This is not the point,
but you had only to look at your soft red atlas
to have it fall open where years ago you had written
PERSIA for some reason, AFGANISTAN and KASHMIR,
adrift in your schoolgirl dream of ancient and modern.
The point is, rather,
that once you had shown me the way into those places,
perched on slabs of frost-shattered rock then floating
on eagle-thermals over the tawny desert, with oasis-lights
like embers dying in ash – when that was done you began
getting back what was lost:
how the Arabic system of counting first made its mark here,
those straggling numerals flocking then freewheeling down
from market towns until they confronted the Romans
in open combat, and won, and all, to start with at least,
I can’t really think of the world without nothing to show.
On the other hand, calling to mind some hill-backed place
with a ship-filled river curled into a port, the port itself,

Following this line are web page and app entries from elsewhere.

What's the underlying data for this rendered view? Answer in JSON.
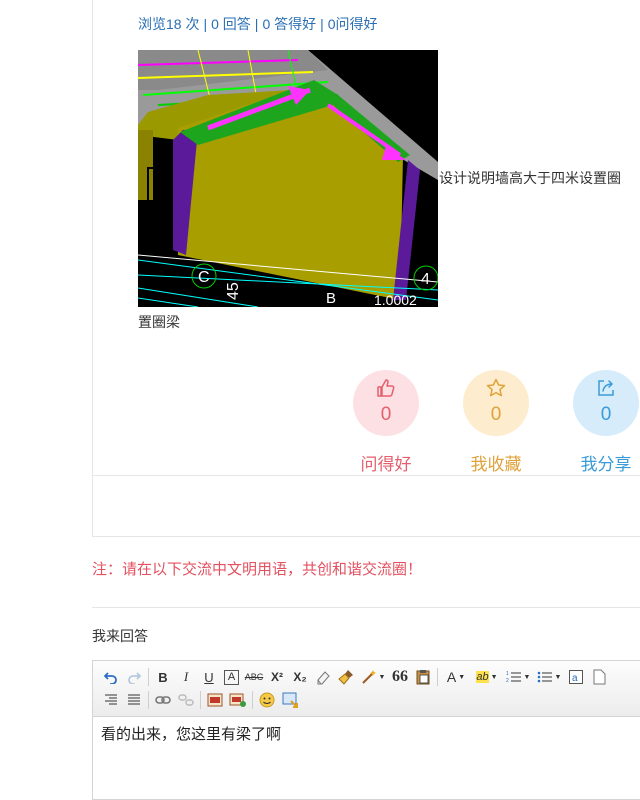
{
  "post": {
    "meta": {
      "views": "浏览18 次",
      "answers": "0 回答",
      "good_answers": "0 答得好",
      "good_questions": "0问得好",
      "separator": "|"
    },
    "body_inline": "设计说明墙高大于四米设置圈",
    "body_wrap": "置圈梁",
    "image_labels": {
      "c_mark": "C",
      "num_45": "45",
      "num_4": "4",
      "b_mark": "B",
      "code": "1.0002"
    }
  },
  "actions": [
    {
      "id": "good",
      "count": "0",
      "label": "问得好",
      "icon": "thumbs-up-icon"
    },
    {
      "id": "fav",
      "count": "0",
      "label": "我收藏",
      "icon": "star-icon"
    },
    {
      "id": "share",
      "count": "0",
      "label": "我分享",
      "icon": "share-icon"
    }
  ],
  "notice": "注：请在以下交流中文明用语，共创和谐交流圈！",
  "answer_section": {
    "title": "我来回答"
  },
  "editor": {
    "content": "看的出来，您这里有梁了啊",
    "toolbar": {
      "bold": "B",
      "italic": "I",
      "underline": "U",
      "font_color": "A",
      "strike": "ABC",
      "superscript": "X²",
      "subscript": "X₂",
      "quote": "66",
      "font_size": "A",
      "highlight": "ab"
    }
  },
  "colors": {
    "link": "#2a6fb5",
    "notice_red": "#e4505f",
    "good": "#e4606d",
    "fav": "#e0a23a",
    "share": "#3a9bd9"
  }
}
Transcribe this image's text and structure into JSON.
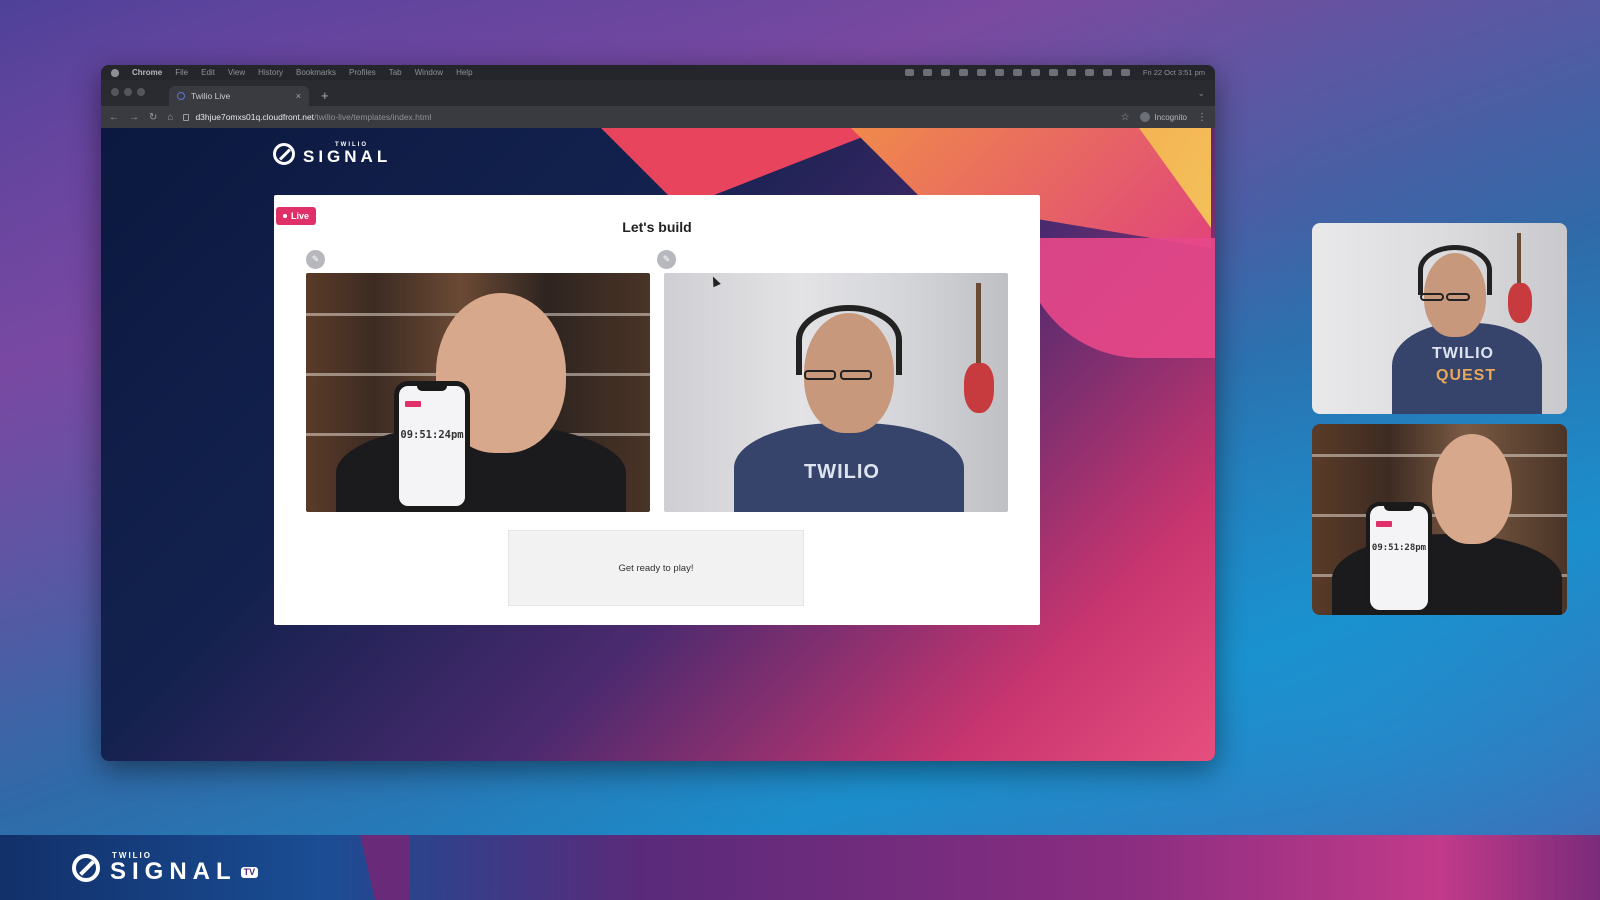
{
  "menubar": {
    "app": "Chrome",
    "items": [
      "File",
      "Edit",
      "View",
      "History",
      "Bookmarks",
      "Profiles",
      "Tab",
      "Window",
      "Help"
    ],
    "clock": "Fri 22 Oct 3:51 pm"
  },
  "tab": {
    "label": "Twilio Live",
    "close": "×",
    "new_tab": "+"
  },
  "address": {
    "host": "d3hjue7omxs01q.cloudfront.net",
    "path": "/twilio-live/templates/index.html",
    "incognito_label": "Incognito"
  },
  "page": {
    "logo_small": "TWILIO",
    "logo_big": "SIGNAL",
    "live_badge": "Live",
    "title": "Let's build",
    "ready_text": "Get ready to play!",
    "phone_time_left": "09:51:24pm",
    "tee_text": "TWILIO"
  },
  "tiles": {
    "phone_time": "09:51:28pm",
    "tee_text_1": "TWILIO",
    "tee_text_2": "QUEST"
  },
  "bottom": {
    "logo_small": "TWILIO",
    "logo_big": "SIGNAL",
    "tv_badge": "TV"
  },
  "colors": {
    "live": "#e0306a",
    "page_bg_dark": "#0b1940",
    "accent_pink": "#e64f7e"
  }
}
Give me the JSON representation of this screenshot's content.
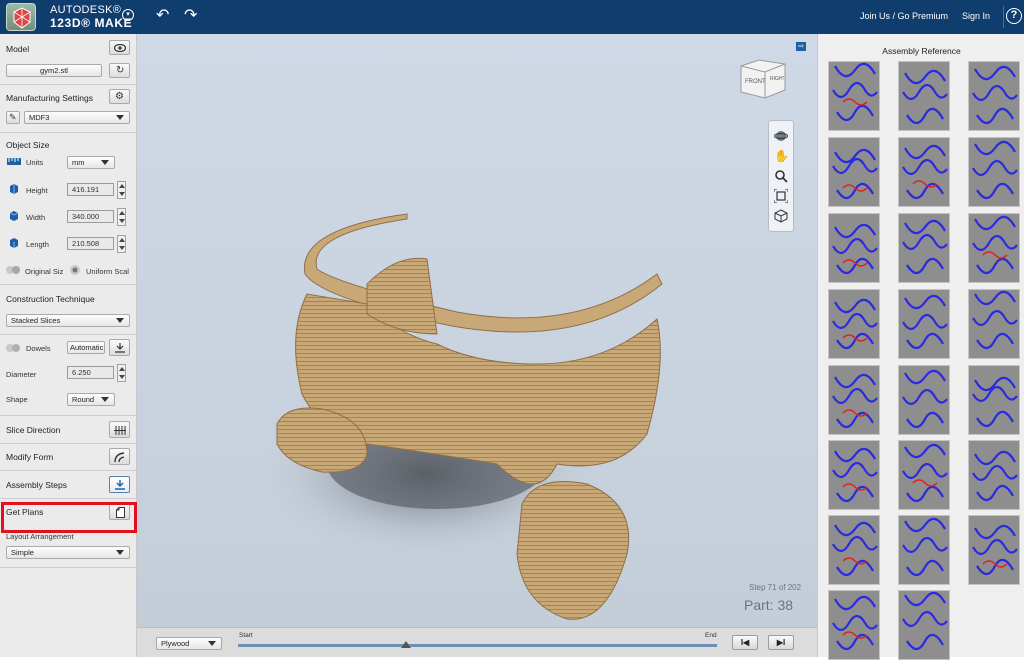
{
  "app": {
    "brand_line1": "AUTODESK®",
    "brand_line2": "123D® MAKE",
    "links": [
      "Join Us / Go Premium",
      "Sign In"
    ],
    "icons": [
      "logo-icon",
      "undo-icon",
      "redo-icon",
      "help-icon"
    ]
  },
  "left": {
    "model_title": "Model",
    "model_file": "gym2.stl",
    "manufacturing_title": "Manufacturing Settings",
    "material": "MDF3",
    "object_size_title": "Object Size",
    "units_label": "Units",
    "units_value": "mm",
    "height_label": "Height",
    "height_value": "416.191",
    "width_label": "Width",
    "width_value": "340.000",
    "length_label": "Length",
    "length_value": "210.508",
    "original_size": "Original Siz",
    "uniform_scale": "Uniform Scal",
    "construction_title": "Construction Technique",
    "technique_value": "Stacked Slices",
    "dowels_label": "Dowels",
    "dowels_value": "Automatic",
    "diameter_label": "Diameter",
    "diameter_value": "6.250",
    "shape_label": "Shape",
    "shape_value": "Round",
    "slice_direction": "Slice Direction",
    "modify_form": "Modify Form",
    "assembly_steps": "Assembly Steps",
    "get_plans": "Get Plans",
    "layout_title": "Layout Arrangement",
    "layout_value": "Simple"
  },
  "viewport": {
    "viewcube_front": "FRONT",
    "viewcube_right": "RIGHT",
    "step_text": "Step 71 of 202",
    "part_text": "Part: 38"
  },
  "bottom": {
    "material_select": "Plywood",
    "start_label": "Start",
    "end_label": "End",
    "prev_label": "I◀",
    "next_label": "▶I",
    "progress": 0.35
  },
  "right": {
    "title": "Assembly Reference"
  },
  "colors": {
    "topbar": "#0f3d6e",
    "highlight": "#e3101d",
    "wood": "#c8a676",
    "thumb_line": "#2a2ae0"
  }
}
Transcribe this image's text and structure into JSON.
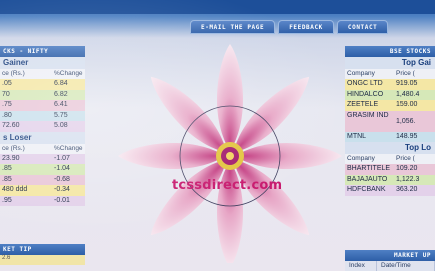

and traders lifting their eyes to the hills is easy – as easy
as looking at you
while I bend again to the atlas with blood running into my face
and think of a naught like a ball bouncing out of the street
and into their books for a time, appalling, but coming to rest
at last between profit and loss, a silence, a breathing space.